[Start of section]

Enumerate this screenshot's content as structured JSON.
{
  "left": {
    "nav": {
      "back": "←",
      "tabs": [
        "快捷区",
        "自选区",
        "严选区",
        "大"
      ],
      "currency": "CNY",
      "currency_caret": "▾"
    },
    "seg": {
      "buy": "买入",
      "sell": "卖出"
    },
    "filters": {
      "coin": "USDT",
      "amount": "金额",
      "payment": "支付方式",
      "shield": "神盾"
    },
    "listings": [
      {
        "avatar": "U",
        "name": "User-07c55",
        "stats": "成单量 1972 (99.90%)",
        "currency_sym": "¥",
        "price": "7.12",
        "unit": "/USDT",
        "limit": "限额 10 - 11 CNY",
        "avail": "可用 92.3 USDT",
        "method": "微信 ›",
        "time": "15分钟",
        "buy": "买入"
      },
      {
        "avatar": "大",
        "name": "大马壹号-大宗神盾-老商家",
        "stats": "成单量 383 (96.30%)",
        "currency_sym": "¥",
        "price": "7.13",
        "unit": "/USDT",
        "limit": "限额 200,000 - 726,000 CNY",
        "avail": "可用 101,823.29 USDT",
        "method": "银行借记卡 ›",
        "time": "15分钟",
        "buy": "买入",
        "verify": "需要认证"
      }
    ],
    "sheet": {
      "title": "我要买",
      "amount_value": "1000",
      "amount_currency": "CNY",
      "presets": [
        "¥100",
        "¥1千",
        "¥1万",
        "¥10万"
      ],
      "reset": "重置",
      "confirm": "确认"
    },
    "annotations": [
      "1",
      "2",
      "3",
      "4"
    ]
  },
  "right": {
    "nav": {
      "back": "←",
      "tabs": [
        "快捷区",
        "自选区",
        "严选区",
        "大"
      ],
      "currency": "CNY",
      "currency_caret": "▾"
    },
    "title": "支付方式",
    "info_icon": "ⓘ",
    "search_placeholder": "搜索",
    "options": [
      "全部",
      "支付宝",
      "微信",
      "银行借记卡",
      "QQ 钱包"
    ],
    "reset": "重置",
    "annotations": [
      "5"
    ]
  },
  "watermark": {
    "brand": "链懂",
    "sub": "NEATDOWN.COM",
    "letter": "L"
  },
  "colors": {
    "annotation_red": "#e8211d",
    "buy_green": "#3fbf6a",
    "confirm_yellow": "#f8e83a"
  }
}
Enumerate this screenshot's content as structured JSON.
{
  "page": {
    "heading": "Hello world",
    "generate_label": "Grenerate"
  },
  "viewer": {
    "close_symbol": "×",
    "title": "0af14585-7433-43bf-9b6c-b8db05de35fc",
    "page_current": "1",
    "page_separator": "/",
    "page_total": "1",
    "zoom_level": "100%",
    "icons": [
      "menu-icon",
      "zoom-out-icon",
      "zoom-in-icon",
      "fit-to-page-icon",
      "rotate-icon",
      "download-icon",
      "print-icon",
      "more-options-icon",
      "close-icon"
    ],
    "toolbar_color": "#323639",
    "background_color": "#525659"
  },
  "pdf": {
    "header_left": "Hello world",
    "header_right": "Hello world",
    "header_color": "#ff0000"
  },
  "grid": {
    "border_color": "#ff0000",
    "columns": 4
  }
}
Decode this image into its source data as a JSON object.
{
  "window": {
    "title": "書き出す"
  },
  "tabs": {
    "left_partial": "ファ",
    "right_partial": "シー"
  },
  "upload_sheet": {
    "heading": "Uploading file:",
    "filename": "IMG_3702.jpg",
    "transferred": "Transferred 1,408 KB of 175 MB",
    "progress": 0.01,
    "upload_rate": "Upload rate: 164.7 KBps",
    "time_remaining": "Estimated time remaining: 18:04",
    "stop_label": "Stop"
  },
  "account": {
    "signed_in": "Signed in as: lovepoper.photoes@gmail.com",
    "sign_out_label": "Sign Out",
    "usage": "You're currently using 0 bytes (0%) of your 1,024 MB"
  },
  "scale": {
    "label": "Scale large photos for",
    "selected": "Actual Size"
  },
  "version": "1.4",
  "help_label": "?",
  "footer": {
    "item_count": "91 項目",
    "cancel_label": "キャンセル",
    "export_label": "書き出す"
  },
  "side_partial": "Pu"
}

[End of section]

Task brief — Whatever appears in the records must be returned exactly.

Result for this task —
Enumerate this screenshot's content as structured JSON.
{
  "left": {
    "nav": {
      "back": "←",
      "tabs": [
        "快捷区",
        "自选区",
        "严选区",
        "大"
      ],
      "currency": "CNY",
      "currency_caret": "▾"
    },
    "seg": {
      "buy": "买入",
      "sell": "卖出"
    },
    "filters": {
      "coin": "USDT",
      "amount": "金额",
      "payment": "支付方式",
      "shield": "神盾"
    },
    "listings": [
      {
        "avatar": "U",
        "name": "User-07c55",
        "stats": "成单量 1972 (99.90%)",
        "currency_sym": "¥",
        "price": "7.12",
        "unit": "/USDT",
        "limit": "限额 10 - 11 CNY",
        "avail": "可用 92.3 USDT",
        "method": "微信 ›",
        "time": "15分钟",
        "buy": "买入"
      },
      {
        "avatar": "大",
        "name": "大马壹号-大宗神盾-老商家",
        "stats": "成单量 383 (96.30%)",
        "currency_sym": "¥",
        "price": "7.13",
        "unit": "/USDT",
        "limit": "限额 200,000 - 726,000 CNY",
        "avail": "可用 101,823.29 USDT",
        "method": "银行借记卡 ›",
        "time": "15分钟",
        "buy": "买入",
        "verify": "需要认证"
      }
    ],
    "sheet": {
      "title": "我要买",
      "amount_value": "1000",
      "amount_currency": "CNY",
      "presets": [
        "¥100",
        "¥1千",
        "¥1万",
        "¥10万"
      ],
      "reset": "重置",
      "confirm": "确认"
    },
    "annotations": [
      "1",
      "2",
      "3",
      "4"
    ]
  },
  "right": {
    "nav": {
      "back": "←",
      "tabs": [
        "快捷区",
        "自选区",
        "严选区",
        "大"
      ],
      "currency": "CNY",
      "currency_caret": "▾"
    },
    "title": "支付方式",
    "info_icon": "ⓘ",
    "search_placeholder": "搜索",
    "options": [
      "全部",
      "支付宝",
      "微信",
      "银行借记卡",
      "QQ 钱包"
    ],
    "reset": "重置",
    "annotations": [
      "5"
    ]
  },
  "watermark": {
    "brand": "链懂",
    "sub": "NEATDOWN.COM",
    "letter": "L"
  },
  "colors": {
    "annotation_red": "#e8211d",
    "buy_green": "#3fbf6a",
    "confirm_yellow": "#f8e83a"
  }
}
Enumerate this screenshot's content as structured JSON.
{
  "page": {
    "heading": "Hello world",
    "generate_label": "Grenerate"
  },
  "viewer": {
    "close_symbol": "×",
    "title": "0af14585-7433-43bf-9b6c-b8db05de35fc",
    "page_current": "1",
    "page_separator": "/",
    "page_total": "1",
    "zoom_level": "100%",
    "icons": [
      "menu-icon",
      "zoom-out-icon",
      "zoom-in-icon",
      "fit-to-page-icon",
      "rotate-icon",
      "download-icon",
      "print-icon",
      "more-options-icon",
      "close-icon"
    ],
    "toolbar_color": "#323639",
    "background_color": "#525659"
  },
  "pdf": {
    "header_left": "Hello world",
    "header_right": "Hello world",
    "header_color": "#ff0000"
  },
  "grid": {
    "border_color": "#ff0000",
    "columns": 4
  }
}
Decode this image into its source data as a JSON object.
{
  "window": {
    "title": "書き出す"
  },
  "tabs": {
    "left_partial": "ファ",
    "right_partial": "シー"
  },
  "upload_sheet": {
    "heading": "Uploading file:",
    "filename": "IMG_3702.jpg",
    "transferred": "Transferred 1,408 KB of 175 MB",
    "progress": 0.01,
    "upload_rate": "Upload rate: 164.7 KBps",
    "time_remaining": "Estimated time remaining: 18:04",
    "stop_label": "Stop"
  },
  "account": {
    "signed_in": "Signed in as: lovepoper.photoes@gmail.com",
    "sign_out_label": "Sign Out",
    "usage": "You're currently using 0 bytes (0%) of your 1,024 MB"
  },
  "scale": {
    "label": "Scale large photos for",
    "selected": "Actual Size"
  },
  "version": "1.4",
  "help_label": "?",
  "footer": {
    "item_count": "91 項目",
    "cancel_label": "キャンセル",
    "export_label": "書き出す"
  },
  "side_partial": "Pu"
}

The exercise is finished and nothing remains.